WORKING DATA START

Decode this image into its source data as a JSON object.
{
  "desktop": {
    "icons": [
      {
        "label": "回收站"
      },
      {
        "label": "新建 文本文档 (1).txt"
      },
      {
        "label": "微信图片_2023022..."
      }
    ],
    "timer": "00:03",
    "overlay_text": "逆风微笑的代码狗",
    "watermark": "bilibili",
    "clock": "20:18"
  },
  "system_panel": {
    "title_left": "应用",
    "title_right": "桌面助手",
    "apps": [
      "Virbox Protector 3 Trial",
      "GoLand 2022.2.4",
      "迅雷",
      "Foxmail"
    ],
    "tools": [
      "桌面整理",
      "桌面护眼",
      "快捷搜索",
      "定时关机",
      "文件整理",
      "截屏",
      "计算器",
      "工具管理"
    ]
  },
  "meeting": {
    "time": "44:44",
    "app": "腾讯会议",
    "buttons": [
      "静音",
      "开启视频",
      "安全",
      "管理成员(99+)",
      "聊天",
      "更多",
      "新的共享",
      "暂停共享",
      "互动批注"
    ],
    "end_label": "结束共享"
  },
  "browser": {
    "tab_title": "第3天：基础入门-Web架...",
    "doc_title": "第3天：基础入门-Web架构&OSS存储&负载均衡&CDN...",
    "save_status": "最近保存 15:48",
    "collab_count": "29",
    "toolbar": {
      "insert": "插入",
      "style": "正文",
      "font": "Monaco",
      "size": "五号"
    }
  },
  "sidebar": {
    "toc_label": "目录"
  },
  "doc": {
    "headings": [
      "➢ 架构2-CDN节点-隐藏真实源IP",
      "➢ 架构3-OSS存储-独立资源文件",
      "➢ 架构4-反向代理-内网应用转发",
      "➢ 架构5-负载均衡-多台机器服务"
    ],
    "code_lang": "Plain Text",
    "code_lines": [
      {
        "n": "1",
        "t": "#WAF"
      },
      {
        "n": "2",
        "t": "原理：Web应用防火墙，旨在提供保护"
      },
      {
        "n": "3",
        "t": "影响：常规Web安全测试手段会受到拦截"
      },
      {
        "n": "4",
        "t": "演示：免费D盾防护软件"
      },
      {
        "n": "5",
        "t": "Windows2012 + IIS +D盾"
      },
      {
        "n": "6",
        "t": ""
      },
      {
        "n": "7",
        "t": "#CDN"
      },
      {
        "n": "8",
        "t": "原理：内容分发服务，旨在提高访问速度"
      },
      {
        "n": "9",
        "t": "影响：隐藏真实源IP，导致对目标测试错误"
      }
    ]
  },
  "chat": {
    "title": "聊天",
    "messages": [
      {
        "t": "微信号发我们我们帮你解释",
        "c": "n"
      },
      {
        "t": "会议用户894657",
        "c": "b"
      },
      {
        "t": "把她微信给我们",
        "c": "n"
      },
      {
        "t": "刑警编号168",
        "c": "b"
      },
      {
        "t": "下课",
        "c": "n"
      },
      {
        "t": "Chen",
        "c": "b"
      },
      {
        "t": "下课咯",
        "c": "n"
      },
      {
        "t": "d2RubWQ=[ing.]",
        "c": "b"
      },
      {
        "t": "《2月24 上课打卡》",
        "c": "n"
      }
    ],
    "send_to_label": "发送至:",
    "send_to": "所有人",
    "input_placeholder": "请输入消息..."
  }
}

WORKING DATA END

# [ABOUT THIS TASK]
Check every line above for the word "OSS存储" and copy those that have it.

# [RESULT BELOW]
    "doc_title": "第3天：基础入门-Web架构&OSS存储&负载均衡&CDN...",
      "➢ 架构3-OSS存储-独立资源文件",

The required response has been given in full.